By capping the size of the potential loss and revamping management of the businesses responsible, Dimon may help restore investor confidence. The bank’s market value dropped $39.7 billion since April 5, when Bloomberg News first reported that the company had amassed an illiquid book of credit derivatives at the London chief investment office.
Wells Fargo & Co., the most valuable U.S. bank and largest home lender, climbed 2.6 percent to $33.91 after second-quarter earnings increased 17 percent on strength in mortgage banking and a drop in expenses.
“The degree to which our banking system has come back, particularly compared to the European banks, is dramatic,” Warren Buffett, the billionaire chairman of Berkshire Hathaway Inc. said on Bloomberg Television’s “In the Loop With Betty Liu” in an interview from the Allen & Co. media conference in Sun Valley, Idaho.
P&G rallied 6.2 percent to $65.09. Activist investor William Ackman bought a stake in the maker of Tide laundry detergent and Duracell batteries, increasing pressure on Chief Executive Officer Robert McDonald, who came under fire from analysts earlier this year when P&G lost market share to competitors.
Health-care stocks in the S&P 500 rose 1.3 percent as a group. Merck & Co. jumped 4.7 percent to $43.47, its highest value in four years. The company said it will stop testing an experimental drug meant to prevent bone fractures in women with osteoporosis because the therapy worked so well in a trial.
Disappointing earnings by Advanced Micro Devices Inc. and Lexmark International Inc. helped give technology stocks the worst performance as a group, falling 1.7 percent.
AMD, the second-biggest maker of processors for personal computers, lost 15 percent to $4.90 after reporting an unexpected drop in second-quarter sales, citing weakness in China and Europe. Printer-maker Lexmark plunged 25 percent, the most since 2005, to $20.36 after saying second-quarter sales and profit would be lower than it had expected due to poor demand in Europe and unfavorable exchange rates.
Intel Corp., the largest semiconductor maker, declined 3.5 percent to $25.25, while Hewlett-Packard Co., the world’s largest personal-computer maker, fell 3 percent to $18.98.
The S&P 500 Materials Index retreated 1.3 percent on speculation a slowing global economy could curb demand.
Dean Foods Co., the largest U.S. dairy processor, tumbled the most in 11 months, losing 13 percent to $14.52 after the U.S. Department of Agriculture reduced its production estimate for raw milk and raised its price forecast.
Alcoa Inc., the first company in the Dow to report second-quarter results this week, slipped 3.5 percent to $8.42.
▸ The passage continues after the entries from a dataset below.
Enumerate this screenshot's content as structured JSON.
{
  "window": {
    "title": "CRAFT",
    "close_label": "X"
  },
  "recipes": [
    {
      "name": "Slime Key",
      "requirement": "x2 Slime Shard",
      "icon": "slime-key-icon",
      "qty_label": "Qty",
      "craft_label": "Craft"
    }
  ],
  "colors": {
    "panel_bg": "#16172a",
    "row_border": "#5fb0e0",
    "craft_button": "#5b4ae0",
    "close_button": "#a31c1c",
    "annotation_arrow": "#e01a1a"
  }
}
Four out of the six S&P 500 companies that reported results this week beat analysts’ earnings estimates while one missed, data compiled by Bloomberg show. Overall, profits probably decreased 2.1 percent in the second quarter, the first drop in almost three years, according to a Bloomberg survey of analysts.